By Sage Levy
Special to The Sentinel
GREENBELT – The Greenbelt City Council presented its proposed legislative program for Fiscal Year 2020 at a council meeting on Nov. 25, including top priorities for the coming year.
The legislation list will be presented at a legislative dinner with the city’s state and county representatives.
Mayor Colin Byrd began by reading the council’s proposed top priorities, including opposing the privatization of the Baltimore-Washington Parkway, opposing beltway widening, blocking the Maglev Train routes through Greenbelt and Prince George’s County, making Greenbelt Road Streetscape improvements and opposing the proposed Bureau of Engraving and Printing (BEP) facility.
He also went on to list the council’s four other priorities: increasing Maryland-National Capital Park and Planning Commission (M-NCPPC) funding for city recreation programs, replacing sidewalks on state roads, creating a ban on plastic straws and Greenbelt Metro Station improvements.
According to the legislation, Byrd advised that “staff strongly suggests that the city’s 2020 priorities be limited to a small number because it is better to present a concise, manageable package of initiatives to our state and county representatives.”

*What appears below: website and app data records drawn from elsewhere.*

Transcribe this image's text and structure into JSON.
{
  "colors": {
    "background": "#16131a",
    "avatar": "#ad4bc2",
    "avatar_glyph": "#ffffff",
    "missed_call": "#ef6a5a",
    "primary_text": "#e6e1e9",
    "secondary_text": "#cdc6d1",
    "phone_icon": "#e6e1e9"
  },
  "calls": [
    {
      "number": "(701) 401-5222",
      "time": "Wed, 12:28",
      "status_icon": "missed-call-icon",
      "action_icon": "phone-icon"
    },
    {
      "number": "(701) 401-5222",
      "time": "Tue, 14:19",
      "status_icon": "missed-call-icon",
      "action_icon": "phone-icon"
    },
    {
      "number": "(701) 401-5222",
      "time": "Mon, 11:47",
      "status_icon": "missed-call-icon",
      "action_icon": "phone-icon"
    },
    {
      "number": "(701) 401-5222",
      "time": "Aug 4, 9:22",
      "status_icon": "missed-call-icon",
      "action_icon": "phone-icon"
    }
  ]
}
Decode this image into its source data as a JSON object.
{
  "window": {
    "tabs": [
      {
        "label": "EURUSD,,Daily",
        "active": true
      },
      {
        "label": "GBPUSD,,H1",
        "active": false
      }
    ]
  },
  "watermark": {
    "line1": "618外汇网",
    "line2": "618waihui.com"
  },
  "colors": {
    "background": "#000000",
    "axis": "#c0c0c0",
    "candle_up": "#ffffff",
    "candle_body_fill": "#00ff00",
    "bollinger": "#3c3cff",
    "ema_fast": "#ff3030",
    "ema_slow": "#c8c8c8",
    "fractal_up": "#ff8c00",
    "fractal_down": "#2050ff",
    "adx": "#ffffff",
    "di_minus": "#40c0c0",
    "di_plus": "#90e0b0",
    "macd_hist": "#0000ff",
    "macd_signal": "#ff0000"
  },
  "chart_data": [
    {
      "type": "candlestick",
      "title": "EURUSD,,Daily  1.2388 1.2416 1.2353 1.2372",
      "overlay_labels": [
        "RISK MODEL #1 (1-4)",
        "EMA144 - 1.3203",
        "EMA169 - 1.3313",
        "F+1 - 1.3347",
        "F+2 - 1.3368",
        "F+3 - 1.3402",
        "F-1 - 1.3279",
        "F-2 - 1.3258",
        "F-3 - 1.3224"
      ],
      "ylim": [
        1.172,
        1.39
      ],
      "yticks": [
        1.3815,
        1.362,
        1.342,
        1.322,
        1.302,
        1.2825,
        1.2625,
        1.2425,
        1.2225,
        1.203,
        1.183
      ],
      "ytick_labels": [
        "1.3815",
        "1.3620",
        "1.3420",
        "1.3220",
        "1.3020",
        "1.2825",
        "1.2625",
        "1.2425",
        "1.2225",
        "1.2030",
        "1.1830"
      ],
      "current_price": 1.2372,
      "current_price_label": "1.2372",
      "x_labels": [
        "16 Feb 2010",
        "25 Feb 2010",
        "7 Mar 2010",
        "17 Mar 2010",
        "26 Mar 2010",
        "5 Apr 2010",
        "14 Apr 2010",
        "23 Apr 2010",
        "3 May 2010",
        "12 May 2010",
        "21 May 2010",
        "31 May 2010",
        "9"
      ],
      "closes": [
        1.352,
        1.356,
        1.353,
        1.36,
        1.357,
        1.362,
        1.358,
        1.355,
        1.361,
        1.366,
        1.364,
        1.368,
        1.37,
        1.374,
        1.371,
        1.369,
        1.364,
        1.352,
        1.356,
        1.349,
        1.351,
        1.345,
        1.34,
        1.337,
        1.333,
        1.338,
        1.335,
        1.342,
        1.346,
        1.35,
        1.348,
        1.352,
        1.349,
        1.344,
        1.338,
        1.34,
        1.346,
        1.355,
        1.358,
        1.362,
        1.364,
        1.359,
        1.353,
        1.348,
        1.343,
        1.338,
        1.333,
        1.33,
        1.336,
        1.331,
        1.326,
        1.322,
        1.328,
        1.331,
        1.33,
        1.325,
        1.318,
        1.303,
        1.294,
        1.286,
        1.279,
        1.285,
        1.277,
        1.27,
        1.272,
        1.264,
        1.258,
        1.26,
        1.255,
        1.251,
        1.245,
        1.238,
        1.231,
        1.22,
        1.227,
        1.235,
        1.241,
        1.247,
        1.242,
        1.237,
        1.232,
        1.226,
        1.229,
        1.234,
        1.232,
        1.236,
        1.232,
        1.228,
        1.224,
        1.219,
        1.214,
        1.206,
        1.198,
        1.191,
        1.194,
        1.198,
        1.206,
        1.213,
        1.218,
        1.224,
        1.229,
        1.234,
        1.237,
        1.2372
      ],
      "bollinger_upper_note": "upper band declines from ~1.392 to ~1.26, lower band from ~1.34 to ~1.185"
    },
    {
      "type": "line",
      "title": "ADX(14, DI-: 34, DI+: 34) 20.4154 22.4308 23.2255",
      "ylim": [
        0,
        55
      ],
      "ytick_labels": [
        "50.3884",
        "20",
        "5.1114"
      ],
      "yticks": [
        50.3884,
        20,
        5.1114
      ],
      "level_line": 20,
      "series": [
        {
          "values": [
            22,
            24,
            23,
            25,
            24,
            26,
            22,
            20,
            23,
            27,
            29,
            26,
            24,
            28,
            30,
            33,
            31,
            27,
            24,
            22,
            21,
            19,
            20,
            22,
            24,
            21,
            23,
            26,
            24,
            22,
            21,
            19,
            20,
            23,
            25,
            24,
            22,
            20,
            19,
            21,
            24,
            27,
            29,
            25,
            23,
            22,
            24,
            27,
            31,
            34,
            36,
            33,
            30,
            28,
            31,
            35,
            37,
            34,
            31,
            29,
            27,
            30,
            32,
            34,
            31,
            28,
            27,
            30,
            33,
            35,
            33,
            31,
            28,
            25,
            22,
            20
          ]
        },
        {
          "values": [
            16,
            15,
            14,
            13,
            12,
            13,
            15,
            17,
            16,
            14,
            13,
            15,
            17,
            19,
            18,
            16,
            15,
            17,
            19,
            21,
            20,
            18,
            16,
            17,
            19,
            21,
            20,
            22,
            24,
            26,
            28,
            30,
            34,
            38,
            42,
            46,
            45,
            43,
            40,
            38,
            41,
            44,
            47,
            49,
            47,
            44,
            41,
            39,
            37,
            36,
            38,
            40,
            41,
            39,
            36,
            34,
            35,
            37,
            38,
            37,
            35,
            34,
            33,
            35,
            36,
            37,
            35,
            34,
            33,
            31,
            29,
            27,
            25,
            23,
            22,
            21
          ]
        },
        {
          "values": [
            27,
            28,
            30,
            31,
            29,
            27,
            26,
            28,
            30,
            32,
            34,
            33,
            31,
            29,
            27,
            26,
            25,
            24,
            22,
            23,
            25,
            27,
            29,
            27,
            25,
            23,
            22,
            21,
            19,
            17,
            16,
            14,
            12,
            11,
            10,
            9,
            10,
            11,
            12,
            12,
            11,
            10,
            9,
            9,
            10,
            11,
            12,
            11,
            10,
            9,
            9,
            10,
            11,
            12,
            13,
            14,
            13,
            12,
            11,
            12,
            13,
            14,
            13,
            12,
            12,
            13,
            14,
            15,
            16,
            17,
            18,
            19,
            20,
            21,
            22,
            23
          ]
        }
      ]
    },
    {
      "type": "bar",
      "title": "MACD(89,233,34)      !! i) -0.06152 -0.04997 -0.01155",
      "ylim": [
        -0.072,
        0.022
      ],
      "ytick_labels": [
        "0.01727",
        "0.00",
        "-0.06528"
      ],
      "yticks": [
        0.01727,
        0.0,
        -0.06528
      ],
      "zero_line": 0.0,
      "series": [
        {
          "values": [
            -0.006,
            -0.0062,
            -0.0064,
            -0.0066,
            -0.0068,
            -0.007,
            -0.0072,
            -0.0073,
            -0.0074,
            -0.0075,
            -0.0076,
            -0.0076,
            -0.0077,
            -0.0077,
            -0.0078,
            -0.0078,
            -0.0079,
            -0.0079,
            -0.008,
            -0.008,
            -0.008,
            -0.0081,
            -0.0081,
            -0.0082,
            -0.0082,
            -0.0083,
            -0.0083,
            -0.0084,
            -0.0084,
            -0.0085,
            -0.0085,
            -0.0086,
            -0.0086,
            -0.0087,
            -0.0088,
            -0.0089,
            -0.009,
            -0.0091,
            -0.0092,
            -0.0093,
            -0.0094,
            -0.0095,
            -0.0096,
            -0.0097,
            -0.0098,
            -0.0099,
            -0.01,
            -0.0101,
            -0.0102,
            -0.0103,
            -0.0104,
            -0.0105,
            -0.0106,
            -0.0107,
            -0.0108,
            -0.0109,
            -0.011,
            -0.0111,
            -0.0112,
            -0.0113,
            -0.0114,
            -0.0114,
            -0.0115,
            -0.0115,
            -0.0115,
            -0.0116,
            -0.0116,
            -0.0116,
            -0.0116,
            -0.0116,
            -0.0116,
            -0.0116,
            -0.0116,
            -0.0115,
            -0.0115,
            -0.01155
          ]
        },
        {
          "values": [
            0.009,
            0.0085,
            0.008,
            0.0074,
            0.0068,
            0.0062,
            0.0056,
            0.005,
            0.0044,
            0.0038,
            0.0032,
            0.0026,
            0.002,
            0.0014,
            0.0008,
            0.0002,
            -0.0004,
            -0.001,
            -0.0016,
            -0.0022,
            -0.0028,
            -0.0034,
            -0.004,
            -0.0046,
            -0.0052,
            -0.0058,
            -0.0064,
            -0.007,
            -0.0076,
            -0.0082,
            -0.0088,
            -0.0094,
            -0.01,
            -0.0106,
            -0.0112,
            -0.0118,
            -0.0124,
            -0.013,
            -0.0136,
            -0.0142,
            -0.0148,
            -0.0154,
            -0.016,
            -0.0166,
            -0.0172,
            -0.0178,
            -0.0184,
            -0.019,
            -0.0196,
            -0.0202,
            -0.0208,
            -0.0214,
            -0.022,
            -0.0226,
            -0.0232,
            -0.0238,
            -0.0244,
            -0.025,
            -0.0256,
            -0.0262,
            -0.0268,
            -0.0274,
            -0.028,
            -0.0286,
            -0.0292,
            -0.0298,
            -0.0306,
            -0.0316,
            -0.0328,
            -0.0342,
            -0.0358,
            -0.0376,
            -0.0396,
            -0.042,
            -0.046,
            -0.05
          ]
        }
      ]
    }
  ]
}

Following Byrd’s presentation, council members voiced their concerns about the order of items as well as the subject matter.
Mayor Pro Tem Emmett Jordan suggested reordering items and moving requests, including an added bond request, to the top of the legislative priorities rather than including the oppositions first, which he stated the delegation is already well aware of what they are.
“I’d like to propose that we make a request for a bond, a state bond, to provide for trail and recreational improvements over at Greenbelt station,” he said. “I think if we have a chance, we should ask for some funding.”
Jordan’s comment created an uproar of responses from other council members about needed areas of focus for improving Greenbelt recreation, including deciding the fate for an open lot near the Greenbelt Metro Station.
“I never have a problem with asking for money from the state, but I think before we do that, we really need to have some meetings with people in Greenbelt West and people around the city…and come up with a plan of what we really need in Greenbelt West and what our priorities should be,” said Councilmember Rodney Roberts.
Councilmember Judith Davis then began to discuss the outcomes of previous meetings with Greenbelt West citizens that had already taken place.
“What came out of some of the discussion is that they need a community center,” she said. “That might be something that you could get a bond for.”
The conversation continued to surround the open lot until it returned to ask for a general bond request from the state.
“For our legislative program and our request, I think we should ask for some funding,” said Jordan. “I think that we can probably find a way to craft it so that it is kind of general so that we can do a number of different projects or a big project, depending on what the residents say.”
Byrd then read aloud the new order of legislative items that the council generally agreed upon, aside from remaining reservations about the ordering of the council’s oppositions versus their requests.
“I just think that in general, you should ask for what you want first, and I think our delegation is well-aware of the projects that we are opposing,” Jordan said.
Despite Jordan’s comments, Byrd, as well as other council members, insisted that their oppositions are more important than their requests.
“They all may know that we’re opposed to those things, but those are also things that the state can affect, but they have not affected. So, they need a hell of a lot of pushing on these issues,” Roberts said.
Council members continued to give further input with Davis suggesting ordering items by oppositions and requests, while Councilmember Leta Mach expressed support for Jordan’s original suggestion.
After further discussion, Byrd and the council concluded the items would be numbered and listed with their opposition to the BEP facility going first, as the delegation is thus far unaware of their opposition, before listing their requests and their remaining disagreements. The council agreed upon the legislative amendments, and reordering was approved unanimously.
The council will present their newly agreed-upon legislation to the city’s state and county representatives on Dec. 18 at the Greenbelt Crowne Plaza.